The Blaine Amendment refers to the constitutional amendment proposed on December 14, 1875 by Rep. James G. Blaine (1830-1893) of Maine in reaction to efforts by religious groups, mainly the Catholic Church, to establish parochial schools with public funding. President Ulysses S. Grant had suggested, in his final annual address to the United States Congress in December of 1875, that an amendment be proposed “making it the duty of each of the several States to establish and forever maintain free public schools adequate to the education of all of the children” and “prohibiting the granting of any school funds, or school taxes . . . for the benefit of or in aid . . . of any religious sect or denomination.”[1]

The text of the proposed amendment read:

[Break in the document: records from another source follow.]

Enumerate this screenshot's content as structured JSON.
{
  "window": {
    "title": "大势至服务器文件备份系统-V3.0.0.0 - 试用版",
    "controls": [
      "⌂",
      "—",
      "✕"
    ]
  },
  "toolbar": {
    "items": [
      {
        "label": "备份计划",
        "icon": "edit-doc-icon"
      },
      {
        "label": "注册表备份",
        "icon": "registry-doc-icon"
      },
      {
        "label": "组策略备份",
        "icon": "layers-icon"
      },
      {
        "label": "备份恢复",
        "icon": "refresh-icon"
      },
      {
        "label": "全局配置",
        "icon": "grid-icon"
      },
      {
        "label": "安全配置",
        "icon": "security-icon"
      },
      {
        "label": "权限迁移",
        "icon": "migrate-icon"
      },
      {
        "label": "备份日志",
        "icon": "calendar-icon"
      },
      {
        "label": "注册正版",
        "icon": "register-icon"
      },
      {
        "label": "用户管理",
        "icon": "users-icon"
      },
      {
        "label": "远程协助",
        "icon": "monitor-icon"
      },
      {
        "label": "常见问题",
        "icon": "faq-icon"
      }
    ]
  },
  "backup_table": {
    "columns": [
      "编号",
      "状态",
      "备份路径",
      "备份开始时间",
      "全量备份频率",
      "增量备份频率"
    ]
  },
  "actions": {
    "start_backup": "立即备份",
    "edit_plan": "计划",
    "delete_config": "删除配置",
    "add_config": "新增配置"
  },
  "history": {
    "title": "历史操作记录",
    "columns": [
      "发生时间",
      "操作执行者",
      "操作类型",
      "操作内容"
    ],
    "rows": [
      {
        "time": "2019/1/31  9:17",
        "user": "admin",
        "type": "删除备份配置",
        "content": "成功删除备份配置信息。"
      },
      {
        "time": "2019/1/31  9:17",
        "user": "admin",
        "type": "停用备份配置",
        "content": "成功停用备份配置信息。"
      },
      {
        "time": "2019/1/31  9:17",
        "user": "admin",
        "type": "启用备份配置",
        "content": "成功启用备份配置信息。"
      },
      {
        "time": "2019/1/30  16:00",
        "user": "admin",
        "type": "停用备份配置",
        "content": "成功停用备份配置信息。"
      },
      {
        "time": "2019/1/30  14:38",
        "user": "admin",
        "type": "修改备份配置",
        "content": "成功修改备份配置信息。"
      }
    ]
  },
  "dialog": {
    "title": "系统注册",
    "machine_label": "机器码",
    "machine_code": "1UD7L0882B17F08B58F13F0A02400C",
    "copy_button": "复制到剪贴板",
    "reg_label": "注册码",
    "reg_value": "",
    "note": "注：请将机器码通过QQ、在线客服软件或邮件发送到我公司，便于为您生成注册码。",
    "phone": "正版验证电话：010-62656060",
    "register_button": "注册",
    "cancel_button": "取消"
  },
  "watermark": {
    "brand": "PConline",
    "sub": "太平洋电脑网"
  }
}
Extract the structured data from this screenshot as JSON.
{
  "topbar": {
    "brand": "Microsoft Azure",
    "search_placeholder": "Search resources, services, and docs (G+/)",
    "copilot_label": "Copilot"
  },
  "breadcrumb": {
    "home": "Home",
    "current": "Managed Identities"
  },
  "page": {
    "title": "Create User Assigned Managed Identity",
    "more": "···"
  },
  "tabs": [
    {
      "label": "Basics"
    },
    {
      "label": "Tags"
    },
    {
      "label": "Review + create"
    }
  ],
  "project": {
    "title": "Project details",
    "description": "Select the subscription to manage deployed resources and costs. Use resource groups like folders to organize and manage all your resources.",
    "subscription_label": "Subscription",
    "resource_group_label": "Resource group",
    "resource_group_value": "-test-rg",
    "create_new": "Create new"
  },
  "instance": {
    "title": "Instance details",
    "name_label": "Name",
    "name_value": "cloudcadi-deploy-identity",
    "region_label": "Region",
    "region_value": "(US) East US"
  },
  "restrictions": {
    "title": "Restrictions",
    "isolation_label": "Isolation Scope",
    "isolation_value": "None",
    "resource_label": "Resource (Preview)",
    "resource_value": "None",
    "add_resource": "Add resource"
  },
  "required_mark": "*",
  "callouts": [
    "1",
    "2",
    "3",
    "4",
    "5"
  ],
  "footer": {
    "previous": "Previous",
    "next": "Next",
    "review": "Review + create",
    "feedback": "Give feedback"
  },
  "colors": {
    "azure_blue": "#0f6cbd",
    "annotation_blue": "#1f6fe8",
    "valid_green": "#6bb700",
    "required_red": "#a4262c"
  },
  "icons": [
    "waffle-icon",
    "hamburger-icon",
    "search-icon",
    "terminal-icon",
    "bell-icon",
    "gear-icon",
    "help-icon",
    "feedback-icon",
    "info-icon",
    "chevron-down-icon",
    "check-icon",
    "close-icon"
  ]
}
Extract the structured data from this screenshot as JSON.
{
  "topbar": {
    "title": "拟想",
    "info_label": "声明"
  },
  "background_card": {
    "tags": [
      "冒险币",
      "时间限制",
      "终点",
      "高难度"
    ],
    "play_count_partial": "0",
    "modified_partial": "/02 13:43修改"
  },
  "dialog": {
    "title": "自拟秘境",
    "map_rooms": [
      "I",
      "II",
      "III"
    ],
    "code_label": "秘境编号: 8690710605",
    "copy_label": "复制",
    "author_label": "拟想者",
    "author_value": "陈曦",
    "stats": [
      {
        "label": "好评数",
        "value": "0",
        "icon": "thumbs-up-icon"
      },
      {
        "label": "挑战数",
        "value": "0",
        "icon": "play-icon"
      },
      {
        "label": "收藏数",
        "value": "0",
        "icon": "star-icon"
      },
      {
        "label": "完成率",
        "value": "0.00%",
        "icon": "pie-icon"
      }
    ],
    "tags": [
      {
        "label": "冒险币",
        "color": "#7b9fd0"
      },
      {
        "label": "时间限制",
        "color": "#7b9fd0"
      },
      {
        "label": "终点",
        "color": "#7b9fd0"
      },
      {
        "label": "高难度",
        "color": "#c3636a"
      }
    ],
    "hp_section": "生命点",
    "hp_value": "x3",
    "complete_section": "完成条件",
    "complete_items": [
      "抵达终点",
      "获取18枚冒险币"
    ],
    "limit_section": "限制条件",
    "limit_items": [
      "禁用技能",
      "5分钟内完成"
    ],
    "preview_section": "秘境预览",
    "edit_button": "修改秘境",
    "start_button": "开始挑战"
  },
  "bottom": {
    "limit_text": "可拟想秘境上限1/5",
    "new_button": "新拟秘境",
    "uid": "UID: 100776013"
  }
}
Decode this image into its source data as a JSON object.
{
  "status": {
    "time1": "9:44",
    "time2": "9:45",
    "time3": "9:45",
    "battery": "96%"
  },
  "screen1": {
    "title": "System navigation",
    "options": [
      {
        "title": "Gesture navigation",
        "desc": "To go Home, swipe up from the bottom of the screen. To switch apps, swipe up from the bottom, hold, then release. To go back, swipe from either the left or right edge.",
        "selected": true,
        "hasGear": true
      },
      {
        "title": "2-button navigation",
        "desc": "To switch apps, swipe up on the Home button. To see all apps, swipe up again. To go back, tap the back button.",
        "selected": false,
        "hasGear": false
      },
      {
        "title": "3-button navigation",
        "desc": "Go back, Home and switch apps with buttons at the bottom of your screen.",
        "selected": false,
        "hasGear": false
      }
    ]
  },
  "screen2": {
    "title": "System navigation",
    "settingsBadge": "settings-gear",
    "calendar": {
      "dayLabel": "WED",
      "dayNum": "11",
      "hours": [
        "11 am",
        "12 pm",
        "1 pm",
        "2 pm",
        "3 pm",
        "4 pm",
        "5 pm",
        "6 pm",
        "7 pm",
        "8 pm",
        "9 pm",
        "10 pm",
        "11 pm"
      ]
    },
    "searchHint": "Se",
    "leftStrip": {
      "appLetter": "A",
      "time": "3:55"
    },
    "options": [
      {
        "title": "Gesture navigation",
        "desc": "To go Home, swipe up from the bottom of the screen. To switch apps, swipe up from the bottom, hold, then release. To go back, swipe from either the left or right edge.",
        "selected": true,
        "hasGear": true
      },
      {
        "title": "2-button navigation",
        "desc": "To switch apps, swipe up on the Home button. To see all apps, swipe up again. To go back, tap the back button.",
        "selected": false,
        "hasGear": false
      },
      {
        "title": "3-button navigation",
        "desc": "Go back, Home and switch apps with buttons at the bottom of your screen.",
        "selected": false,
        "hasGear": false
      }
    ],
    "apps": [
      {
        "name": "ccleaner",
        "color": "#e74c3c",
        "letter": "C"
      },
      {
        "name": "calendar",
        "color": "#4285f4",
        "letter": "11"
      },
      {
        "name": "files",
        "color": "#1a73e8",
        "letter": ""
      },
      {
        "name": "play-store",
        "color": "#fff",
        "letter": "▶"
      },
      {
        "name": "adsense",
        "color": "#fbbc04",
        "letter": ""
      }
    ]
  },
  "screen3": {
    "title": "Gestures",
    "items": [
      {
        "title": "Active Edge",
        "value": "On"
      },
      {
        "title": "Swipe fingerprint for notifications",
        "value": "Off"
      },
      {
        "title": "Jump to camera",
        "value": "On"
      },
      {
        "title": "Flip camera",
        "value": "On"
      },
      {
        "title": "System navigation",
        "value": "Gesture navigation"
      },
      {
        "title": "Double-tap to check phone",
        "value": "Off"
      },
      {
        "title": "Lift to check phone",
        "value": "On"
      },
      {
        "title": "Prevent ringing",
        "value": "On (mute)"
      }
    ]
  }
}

No State shall make any law respecting an establishment of religion or prohibiting the free exercise thereof; and no money raised by taxation in any State, for the support of public schools, or derived from any public fund therefor, nor any public lands devoted thereto, shall ever be under the control of any religious sect, nor shall any money so raised, or lands so devoted be divided between religious sects or denominations.

Source: 44 Cong. Rec. __ (December 14, 1875). Amendment, Congressional Record, 44th Congress, 1st session, 14 December, 1875.[2][3]

On August 4, 1876, the U.S. House of Representatives passed the amendment with 180 votes in favor, 7 votes opposed. The amendment, however, did not receive the necessary two-thirds vote in the U.S. Senate, with only 28 votes in favor and 16 votes opposed. Nevertheless, the language and substance of the Blaine Amendment was incorporated into many state constitutions, especially in the West after Congress made it a pre-condition for admission into the Union in 1876. Eventually 37 states came to have such amendments forbidding public funds from being used for sectarian schools. Some scholars consider these "Blaine amendments" unconstitutional because they require government to discriminate against religious groups. These amendments have been cited repeatedly in opposition to school vouchers, on the grounds that public funds should not be used to pay for education in religious schools. More recently, there have been challenges in the courts and at the ballot box regarding the provisions of these amendments, mainly in support of expanded school choice and voucher programs.[4] [5]

See also

External Links

Biographical Directory of the U.S. Congress, "Blaine, James Gillespie."

References